I am tired, fatigued, and sick of feeling this way all the time.
I am so limited in what I can actually eat that anything other than a strict Paleo meets FODMAP diet is the only thing that allows me to get through each day symptom-free (for the most part). Besides my gluten-free, dairy-free, and soy-free diet, I have also found that most legumes, sugar, alcohol, grains, nightshades, and caffeine also set me back, causing my energy and body to suffer in response. I struggle each day trying to understand why this has become my norm when I was once such an active, energetic person.
I have found that my calling and true passion in life has transitioned into healing not only me but others who suffer from similar diseases and illnesses. In my opinion, our stress loads have hit an all-time high, primarily from the amount of information thrown at us on a regular basis all day long.

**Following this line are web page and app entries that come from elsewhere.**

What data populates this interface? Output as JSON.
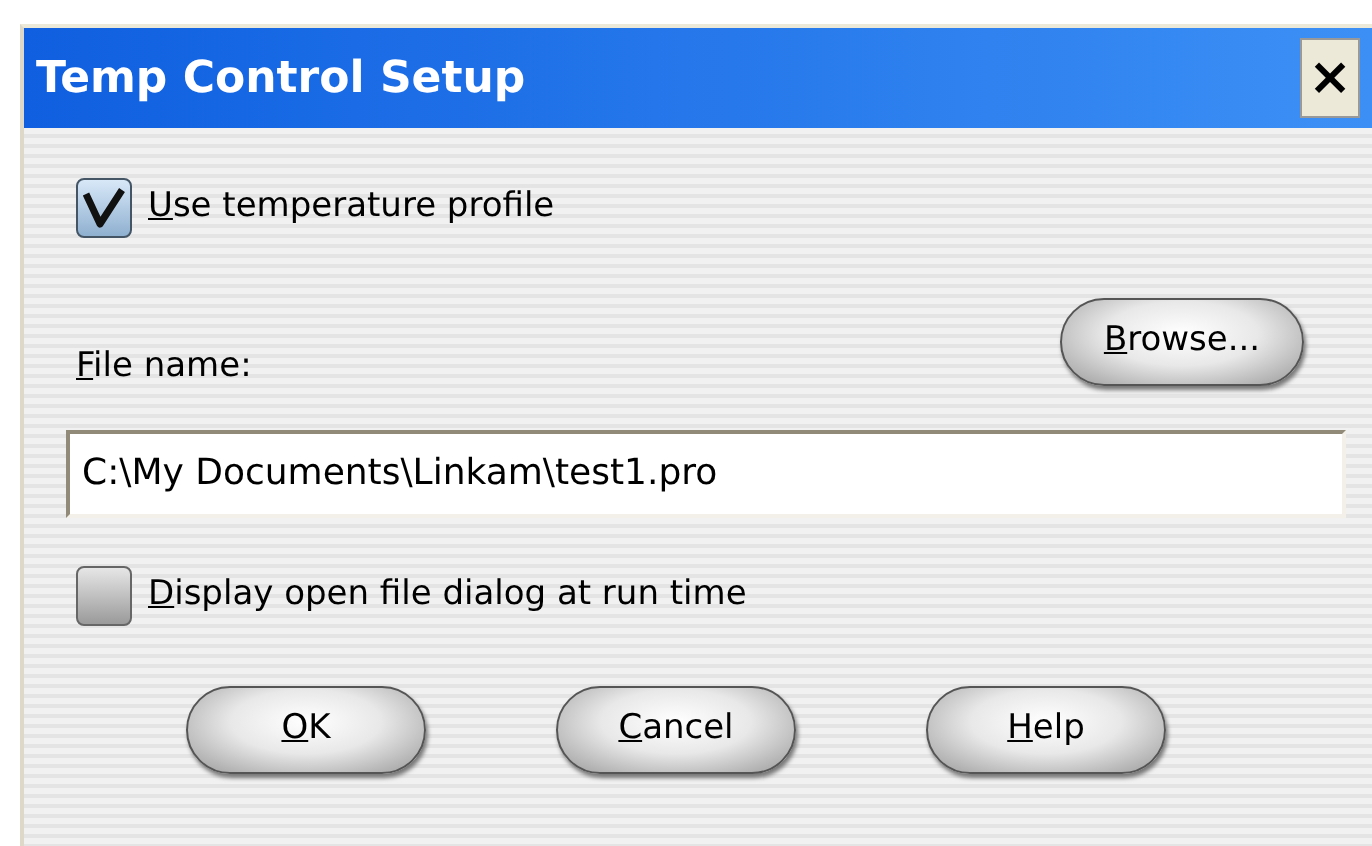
{
  "window": {
    "title": "Temp Control Setup",
    "close": "×"
  },
  "use_profile": {
    "label": "Use temperature profile",
    "checked": true
  },
  "file": {
    "label": "File name:",
    "browse": "Browse...",
    "value": "C:\\My Documents\\Linkam\\test1.pro"
  },
  "display_dialog": {
    "label": "Display open file dialog at run time",
    "checked": false
  },
  "buttons": [
    {
      "label": "OK"
    },
    {
      "label": "Cancel"
    },
    {
      "label": "Help"
    }
  ]
}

My full-time job has become taking care of myself, worrying about what foods I put into my body and hoping that I have enough energy to handle an hour or so of working out. There are some days when I can walk a few miles, take a dance class, and wind my day down with restorative yoga. Other days, though, I can barely find enough energy to move from my bed over to the couch. There isn't any rhyme or reason as to why this is happening, other than the occasional day when I forget to take one of my many supplements prescribed by my doctors to help alleviate my symptoms.
When I made the choice to commit to healing myself once and for all, I realized that all the noise around me in my life was causing this constant pressure, the pressure to look a certain way, to reach an unattainable criterion for my way of being and living. I can still feel my spine start to tingle and my energy weaken the minute I allow the stressors in my life to take over.

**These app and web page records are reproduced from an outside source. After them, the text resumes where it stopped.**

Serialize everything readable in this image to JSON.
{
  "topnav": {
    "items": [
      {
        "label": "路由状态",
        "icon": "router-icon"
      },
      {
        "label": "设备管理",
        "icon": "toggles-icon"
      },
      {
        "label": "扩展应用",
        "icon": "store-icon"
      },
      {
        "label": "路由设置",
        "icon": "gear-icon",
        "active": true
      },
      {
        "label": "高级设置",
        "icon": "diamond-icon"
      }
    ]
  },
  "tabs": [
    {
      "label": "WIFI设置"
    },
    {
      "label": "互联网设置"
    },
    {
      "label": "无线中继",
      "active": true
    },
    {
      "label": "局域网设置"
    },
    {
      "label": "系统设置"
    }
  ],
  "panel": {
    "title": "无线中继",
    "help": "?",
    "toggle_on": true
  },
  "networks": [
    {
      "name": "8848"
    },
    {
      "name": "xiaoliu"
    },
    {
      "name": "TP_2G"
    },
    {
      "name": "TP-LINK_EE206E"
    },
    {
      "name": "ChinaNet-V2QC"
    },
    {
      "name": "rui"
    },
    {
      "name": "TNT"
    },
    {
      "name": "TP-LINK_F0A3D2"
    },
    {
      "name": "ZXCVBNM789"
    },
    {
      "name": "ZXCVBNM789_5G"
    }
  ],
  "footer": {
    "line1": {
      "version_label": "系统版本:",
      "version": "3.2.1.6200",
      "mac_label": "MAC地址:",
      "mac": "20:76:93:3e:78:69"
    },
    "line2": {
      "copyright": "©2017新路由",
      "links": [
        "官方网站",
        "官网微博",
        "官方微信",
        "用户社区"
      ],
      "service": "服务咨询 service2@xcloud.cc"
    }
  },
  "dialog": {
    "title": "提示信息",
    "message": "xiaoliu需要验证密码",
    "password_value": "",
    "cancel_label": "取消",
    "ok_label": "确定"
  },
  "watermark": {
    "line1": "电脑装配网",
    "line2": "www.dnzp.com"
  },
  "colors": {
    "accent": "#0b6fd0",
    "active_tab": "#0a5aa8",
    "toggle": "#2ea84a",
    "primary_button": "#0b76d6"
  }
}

The world today is much different than it was 50 years ago. We have the media shoving information into our brains and putting so much pressure on us to be perfect. Who decided it was healthy to force ourselves to get things done on days when we don't feel good and need the take the day to relax and recover? We put such a demand on ourselves to accomplish so much in one day alone that we don't even know how to unplug anymore. How can we release control of being superhuman and honestly and openly let go?
One word: meditation.
Sit with yourself and your thoughts. Allow them to come and go with no judgment. I was trained in Transcendental Meditation (TM) last year, and it has been the one thing that has actually changed my life. I feel the control being released throughout my spine and nervous system where my virus lives.
I can feel myself relax into knowing that it's OK to let go. If that means that I'm going to fall asleep, so be it. It doesn't mean that I am going to miss anything; it just means my body clearly needs to decompress and rest.
I know what you're thinking. What if I don't have time to do this? I can't quit my job and meditate. Let me tell you — you CAN find the time, and if you really want to feel better, then by all means, eat lunch at your desk and take those 20 to 30 minutes of your lunch break and go sit in a church, park, or empty conference room with yourself.
Sit somewhere quiet enough that you can actually allow yourself to feel safe and let go. If this isn't an option, then instead of forcing yourself to go work out after work, take the day and meditate instead. Your body needs it. All of our bodies do with the current state of the world — and your body will start to crave it once you develop a regular practice.
You owe it to yourself to make self-care a priority, and working out too much and overdoing it in general when you don't have the energy increases your cortisol levels, counteracting why you need to exercise in the first place.
Please be gentle with yourself and recognize that you are human. This is all a process, and you will heal. You just have to prioritize what matters at the root of who you are. The best way to work through all of your insecurities, fears, doubts, and judgments is through meditation.
Through meditation, you will develop an inner knowledge and crank the volume up on your inner voice in no time. This has allowed me to enjoy the journey, one day at a time, knowing that truly everything will be OK and it will work out.
I am proud to say I have become a healer, and I know this is only the beginning of what's to come in my life. And that I believe is the reason for all illness: It teaches you something invaluable that nothing else can.
Establishing a regular meditation practice can drastically improve your health, and so can choosing the right foods. Ready to learn more about the power of food? Register now for our FREE Functional Nutrition Webinar with Kelly LeVeque.